At the heart of Norcia is the Monastery of St Benedict, built around the fifth century secular basilica where Ss Benedict and Scholastica were born in 480. At the heart of the community is the daily round of eight offices and the Holy Sacrifice of the Mass.
St Gregory’s teaching and apostolate flowed forth from the life of the Monastery of St Andrew on the Caelian Hill and the ideal for which he and his brethren strove is epitomised in the life of St Benedict, which occupies the entire second book of St Gregory’s Dialogues. Central to the programme of the Dialogos Institute will be the study of the Psalter, the Rule of St Benedict and the works St Benedict recommended therein: St John Cassian’s Institutes, the Rule of St Basil and the Sayings of the Desert Fathers.
The authoritative texts in disputation are not the products of modern academia but those handed down by the ages and by the tradition of the church. It is not the professor who teaches but the Scriptures, the Magisterium, the Fathers and Doctors of the Church, and the wisdom of Greek and Roman antiquity. Gregory stands at the intersection of Antiquity and the Medium Aevum, between the world of the Fathers and the birth of Scholasticism. He is our guide as we follow the command of the Apostle, "test everything, hold fast to that which is good".
Instead of lectures founded upon the conviction that authority lies in the current academic consensus, the Institute is founded upon the Socratic disputation. It is not the professor who teaches but rather the wisdom of Greek and Roman antiquity redeemed and perfected by the Deposit of Faith. Consulted in their original languages, the language of the sources in disputation will be English, the universal tongue of the present age whose sacred history begins with St Gregory’s monastic evangelisation.

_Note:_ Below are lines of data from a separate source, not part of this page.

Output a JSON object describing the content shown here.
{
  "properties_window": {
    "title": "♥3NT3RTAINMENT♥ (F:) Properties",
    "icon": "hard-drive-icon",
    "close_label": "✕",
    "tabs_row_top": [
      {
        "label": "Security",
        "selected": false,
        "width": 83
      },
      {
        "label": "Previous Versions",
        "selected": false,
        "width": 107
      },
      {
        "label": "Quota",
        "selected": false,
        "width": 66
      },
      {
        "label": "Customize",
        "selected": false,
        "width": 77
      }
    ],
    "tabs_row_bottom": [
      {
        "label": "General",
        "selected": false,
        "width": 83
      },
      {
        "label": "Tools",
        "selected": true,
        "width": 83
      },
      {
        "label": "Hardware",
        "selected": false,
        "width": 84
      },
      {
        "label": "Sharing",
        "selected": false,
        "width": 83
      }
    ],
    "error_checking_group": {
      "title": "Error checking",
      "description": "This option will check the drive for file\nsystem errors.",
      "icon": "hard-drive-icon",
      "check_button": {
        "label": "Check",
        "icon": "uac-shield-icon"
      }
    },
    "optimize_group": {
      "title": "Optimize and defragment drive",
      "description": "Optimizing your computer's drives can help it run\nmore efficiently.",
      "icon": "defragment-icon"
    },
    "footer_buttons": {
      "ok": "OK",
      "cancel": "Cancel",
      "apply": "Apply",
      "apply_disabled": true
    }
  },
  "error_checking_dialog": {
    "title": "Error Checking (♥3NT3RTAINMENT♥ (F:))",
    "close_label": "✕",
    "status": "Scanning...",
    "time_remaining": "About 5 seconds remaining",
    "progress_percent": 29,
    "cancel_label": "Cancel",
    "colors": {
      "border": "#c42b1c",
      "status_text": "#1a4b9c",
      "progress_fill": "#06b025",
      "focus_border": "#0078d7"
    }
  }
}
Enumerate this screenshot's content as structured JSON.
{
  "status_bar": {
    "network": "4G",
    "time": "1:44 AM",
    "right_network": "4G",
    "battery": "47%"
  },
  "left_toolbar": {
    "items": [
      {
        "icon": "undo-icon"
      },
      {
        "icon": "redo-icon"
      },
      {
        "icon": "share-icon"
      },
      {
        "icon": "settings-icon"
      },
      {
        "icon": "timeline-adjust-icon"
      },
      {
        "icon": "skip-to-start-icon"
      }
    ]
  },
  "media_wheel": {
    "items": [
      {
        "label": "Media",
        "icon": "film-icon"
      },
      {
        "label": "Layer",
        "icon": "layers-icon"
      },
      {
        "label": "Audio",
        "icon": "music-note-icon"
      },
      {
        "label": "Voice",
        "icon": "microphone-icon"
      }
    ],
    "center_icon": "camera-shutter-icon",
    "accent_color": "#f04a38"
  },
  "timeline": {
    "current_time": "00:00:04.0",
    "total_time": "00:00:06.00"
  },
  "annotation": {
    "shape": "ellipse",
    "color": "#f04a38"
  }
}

For a thousand years the bulk of the Christian East has been sundered from the faithful in communion with the Roman Pontiff. St Gregory, codifier of the Roman liturgy and by tradition contributor to the Byzantine liturgical heritage, served for six years as Papal ambassador at Constantinople. Dedicated to this heritage, the Institute strives to make available to its members the fullness of the liturgical, spiritual and intellectual heritage of the Old and the New Rome. It will also pay special attention to the writings of St Gregory which were (even during his lifetime) most widely disseminated in the Greek speaking East, more widely than those of any other Latin Father.